(Data items)
+ + + + + + +
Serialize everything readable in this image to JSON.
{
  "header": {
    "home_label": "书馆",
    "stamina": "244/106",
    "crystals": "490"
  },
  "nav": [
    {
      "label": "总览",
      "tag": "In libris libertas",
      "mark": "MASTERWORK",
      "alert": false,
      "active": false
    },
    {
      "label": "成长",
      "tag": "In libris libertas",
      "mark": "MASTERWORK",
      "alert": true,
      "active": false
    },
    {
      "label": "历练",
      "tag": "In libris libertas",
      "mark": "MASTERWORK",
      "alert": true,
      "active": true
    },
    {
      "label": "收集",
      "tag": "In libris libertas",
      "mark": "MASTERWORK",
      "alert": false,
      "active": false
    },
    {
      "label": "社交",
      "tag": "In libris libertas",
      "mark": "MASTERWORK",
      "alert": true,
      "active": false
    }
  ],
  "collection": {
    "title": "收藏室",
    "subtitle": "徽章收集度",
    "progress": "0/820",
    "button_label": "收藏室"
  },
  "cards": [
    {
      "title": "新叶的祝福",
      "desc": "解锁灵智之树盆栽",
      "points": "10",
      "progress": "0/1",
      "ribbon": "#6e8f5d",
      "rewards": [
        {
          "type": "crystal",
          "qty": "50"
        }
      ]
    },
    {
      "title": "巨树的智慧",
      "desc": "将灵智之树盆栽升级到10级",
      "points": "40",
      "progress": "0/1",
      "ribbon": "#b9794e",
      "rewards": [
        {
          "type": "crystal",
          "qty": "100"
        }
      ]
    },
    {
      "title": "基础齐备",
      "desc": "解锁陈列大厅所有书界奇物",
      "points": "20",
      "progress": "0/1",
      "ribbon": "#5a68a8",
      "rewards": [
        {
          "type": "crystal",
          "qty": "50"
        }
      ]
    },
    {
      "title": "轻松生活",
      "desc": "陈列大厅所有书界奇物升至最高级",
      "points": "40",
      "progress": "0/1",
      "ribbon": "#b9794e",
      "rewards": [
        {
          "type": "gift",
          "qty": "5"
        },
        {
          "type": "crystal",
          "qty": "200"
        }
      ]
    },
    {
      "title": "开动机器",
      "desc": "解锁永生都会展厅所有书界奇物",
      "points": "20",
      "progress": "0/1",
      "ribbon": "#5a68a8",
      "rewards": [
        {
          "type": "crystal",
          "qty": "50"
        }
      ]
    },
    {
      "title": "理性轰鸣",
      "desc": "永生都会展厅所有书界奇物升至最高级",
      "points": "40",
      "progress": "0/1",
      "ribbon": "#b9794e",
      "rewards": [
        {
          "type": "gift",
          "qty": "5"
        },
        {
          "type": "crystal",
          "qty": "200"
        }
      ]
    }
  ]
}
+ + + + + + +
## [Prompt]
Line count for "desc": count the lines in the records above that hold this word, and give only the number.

## [Result of the task]
6